    Positive Presentation Management and Intelligence and the Personality Differentiation by Intelligence Hypothesis in Job Applicants

    Filip De Fruyt
    Both positive presentation management (PPM) and intelligence are considered as factors influencing the variability of personality self-descriptions. The relationship between PPM and intelligence and the personality differentiation by intelligence hypothesis were examined in a large sample (N=20,183) of job applicants administered the Standard Progressive Matrices and the NEO-PI-R. A composite of 10 NEO-PI-R items served as a PPM marker. Contrary to expectations, PPM and intelligence were not related. Only the variance in openness scores was slightly and linearly associated with IQ, and the variance for neuroticism and extraversion scores was somewhat higher in the IQ range beyond 115. However, congruence and Structural Equation Modelling analyses comparing personality structures for different IQ samples underscored the structural invariance of the NEO-PI-R. It is concluded that the NEO-PI-R keeps its structural properties for individuals across the IQ distribution in selection assessment. [source]

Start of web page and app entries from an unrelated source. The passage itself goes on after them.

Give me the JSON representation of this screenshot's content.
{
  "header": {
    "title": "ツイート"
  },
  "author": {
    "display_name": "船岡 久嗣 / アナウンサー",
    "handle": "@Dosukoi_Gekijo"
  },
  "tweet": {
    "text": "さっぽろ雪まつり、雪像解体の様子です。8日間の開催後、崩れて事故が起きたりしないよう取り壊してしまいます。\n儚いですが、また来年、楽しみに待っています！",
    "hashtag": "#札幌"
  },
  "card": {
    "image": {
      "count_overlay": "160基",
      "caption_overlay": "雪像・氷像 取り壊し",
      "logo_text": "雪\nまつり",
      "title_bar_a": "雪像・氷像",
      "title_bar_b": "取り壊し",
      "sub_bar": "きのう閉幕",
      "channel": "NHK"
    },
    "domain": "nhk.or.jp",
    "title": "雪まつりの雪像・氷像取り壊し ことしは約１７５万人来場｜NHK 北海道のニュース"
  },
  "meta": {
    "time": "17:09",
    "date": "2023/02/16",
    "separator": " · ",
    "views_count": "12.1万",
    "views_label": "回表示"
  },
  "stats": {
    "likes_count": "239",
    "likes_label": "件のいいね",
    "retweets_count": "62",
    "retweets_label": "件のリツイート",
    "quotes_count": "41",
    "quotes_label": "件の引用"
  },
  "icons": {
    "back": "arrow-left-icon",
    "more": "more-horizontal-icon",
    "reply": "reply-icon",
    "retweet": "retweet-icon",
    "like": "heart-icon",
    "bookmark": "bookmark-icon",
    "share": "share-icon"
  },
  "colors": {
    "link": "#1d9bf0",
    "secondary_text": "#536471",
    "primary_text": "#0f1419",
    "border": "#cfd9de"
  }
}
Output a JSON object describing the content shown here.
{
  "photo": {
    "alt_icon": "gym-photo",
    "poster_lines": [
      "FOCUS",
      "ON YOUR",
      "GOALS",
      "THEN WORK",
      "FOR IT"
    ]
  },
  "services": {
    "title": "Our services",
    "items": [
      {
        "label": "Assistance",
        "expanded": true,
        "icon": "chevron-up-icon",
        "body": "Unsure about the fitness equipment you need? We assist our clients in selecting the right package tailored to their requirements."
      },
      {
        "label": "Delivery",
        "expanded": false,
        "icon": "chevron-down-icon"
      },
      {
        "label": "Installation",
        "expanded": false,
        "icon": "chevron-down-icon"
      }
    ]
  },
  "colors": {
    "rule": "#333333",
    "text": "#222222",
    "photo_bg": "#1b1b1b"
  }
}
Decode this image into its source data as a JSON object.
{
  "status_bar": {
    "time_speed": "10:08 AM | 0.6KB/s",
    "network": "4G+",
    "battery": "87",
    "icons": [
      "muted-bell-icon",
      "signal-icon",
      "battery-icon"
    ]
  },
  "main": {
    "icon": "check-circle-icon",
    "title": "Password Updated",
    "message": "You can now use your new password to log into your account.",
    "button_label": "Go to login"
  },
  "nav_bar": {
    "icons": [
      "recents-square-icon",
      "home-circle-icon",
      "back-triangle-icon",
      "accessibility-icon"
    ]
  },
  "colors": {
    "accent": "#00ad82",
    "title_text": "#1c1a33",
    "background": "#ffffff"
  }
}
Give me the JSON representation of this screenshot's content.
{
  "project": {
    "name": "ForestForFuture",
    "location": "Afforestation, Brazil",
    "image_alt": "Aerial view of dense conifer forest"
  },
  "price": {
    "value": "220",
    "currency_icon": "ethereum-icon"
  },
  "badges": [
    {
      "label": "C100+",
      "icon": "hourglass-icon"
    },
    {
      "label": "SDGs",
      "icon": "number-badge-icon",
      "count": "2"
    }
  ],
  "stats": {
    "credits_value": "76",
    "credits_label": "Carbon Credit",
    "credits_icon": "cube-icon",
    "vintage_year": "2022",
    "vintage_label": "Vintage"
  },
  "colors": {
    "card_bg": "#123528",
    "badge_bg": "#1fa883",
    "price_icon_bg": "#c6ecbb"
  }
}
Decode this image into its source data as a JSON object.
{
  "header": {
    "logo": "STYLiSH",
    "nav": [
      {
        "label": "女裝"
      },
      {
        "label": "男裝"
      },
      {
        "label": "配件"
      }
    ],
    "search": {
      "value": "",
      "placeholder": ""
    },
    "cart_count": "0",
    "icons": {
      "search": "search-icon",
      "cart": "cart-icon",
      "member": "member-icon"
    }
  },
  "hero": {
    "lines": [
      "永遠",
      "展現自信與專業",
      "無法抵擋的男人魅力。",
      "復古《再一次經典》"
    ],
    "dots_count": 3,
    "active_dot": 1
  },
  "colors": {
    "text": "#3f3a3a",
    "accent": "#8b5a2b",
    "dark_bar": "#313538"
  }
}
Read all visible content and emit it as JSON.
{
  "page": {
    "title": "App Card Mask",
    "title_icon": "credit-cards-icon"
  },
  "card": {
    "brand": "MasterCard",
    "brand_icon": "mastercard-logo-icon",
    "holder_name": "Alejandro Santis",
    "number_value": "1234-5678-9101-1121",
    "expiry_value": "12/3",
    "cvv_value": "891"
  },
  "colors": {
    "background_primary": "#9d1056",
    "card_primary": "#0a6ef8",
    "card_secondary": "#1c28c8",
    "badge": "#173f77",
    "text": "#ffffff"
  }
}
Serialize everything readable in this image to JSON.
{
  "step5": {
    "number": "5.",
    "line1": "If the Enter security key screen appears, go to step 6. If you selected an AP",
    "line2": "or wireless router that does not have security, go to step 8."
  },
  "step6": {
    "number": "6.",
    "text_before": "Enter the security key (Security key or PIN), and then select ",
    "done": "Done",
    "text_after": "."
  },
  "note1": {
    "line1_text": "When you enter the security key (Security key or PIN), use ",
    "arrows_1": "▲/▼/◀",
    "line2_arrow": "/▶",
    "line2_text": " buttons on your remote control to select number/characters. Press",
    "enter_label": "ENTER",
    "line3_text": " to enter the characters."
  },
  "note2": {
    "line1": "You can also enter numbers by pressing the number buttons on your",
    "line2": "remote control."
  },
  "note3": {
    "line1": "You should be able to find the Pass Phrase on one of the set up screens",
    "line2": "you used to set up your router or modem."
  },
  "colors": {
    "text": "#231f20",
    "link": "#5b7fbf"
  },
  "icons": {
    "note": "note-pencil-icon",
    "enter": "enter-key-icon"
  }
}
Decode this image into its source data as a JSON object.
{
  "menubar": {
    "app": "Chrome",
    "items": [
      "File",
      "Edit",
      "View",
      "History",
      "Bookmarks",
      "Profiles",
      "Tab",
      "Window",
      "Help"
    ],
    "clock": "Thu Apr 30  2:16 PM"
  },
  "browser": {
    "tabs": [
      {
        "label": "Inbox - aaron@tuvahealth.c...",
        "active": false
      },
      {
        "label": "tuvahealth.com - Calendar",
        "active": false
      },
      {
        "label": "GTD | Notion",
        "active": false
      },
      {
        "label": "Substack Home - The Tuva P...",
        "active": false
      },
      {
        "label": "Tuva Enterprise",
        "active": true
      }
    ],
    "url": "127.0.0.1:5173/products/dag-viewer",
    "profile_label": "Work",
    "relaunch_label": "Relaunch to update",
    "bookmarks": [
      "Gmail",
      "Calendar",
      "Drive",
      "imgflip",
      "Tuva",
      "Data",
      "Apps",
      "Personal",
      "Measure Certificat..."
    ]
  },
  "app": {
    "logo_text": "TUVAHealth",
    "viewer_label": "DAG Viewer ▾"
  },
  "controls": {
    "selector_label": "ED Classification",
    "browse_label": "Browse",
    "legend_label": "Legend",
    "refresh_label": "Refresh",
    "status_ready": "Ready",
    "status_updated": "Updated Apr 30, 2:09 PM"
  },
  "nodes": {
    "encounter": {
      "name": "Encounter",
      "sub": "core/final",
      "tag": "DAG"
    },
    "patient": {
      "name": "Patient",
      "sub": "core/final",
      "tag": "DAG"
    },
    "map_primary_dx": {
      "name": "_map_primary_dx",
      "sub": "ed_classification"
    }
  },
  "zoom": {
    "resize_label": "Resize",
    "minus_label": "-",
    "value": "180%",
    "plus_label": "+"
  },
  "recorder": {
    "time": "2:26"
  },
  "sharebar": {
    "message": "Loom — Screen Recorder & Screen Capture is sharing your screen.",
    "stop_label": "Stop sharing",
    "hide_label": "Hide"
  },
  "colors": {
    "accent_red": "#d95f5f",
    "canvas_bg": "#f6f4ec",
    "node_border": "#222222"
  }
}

    The Situational Interview as a Predictor of Academic and Team Performance: A Study of the Mediating Effects of Cognitive Ability and Emotional Intelligence

    Sue-Chan Christina
    The criterion-related and construct validity of the situational interview (SI) was examined. Both the SI and cognitive ability had predictive validity for the academic performance of managers and professionals (n=75) in an executive MBA course. Only the SI predicted teamplaying behavior assessed by peers (r=.32, p<.05). The correlation between the SI and cognitive ability was not significant. Emotional intelligence completely mediated the relationship between the SI and teamplaying behavior. [source]

    The Role of Statistics in the Data Revolution?

    Jerome H. Friedman
    Summary The nature of data is rapidly changing. Data sets are becoming increasingly large and complex. Modern methodology for analyzing these new types of data are emerging from the fields of Data Base Managment, Artificial Intelligence, Machine Learning, Pattern Recognition, and Data Visualization. So far Statistics as a field has played a minor role. This paper explores some of the reasons for this, and why statisticians should have an interest in participating in the development of new methods for large and complex data sets. [source]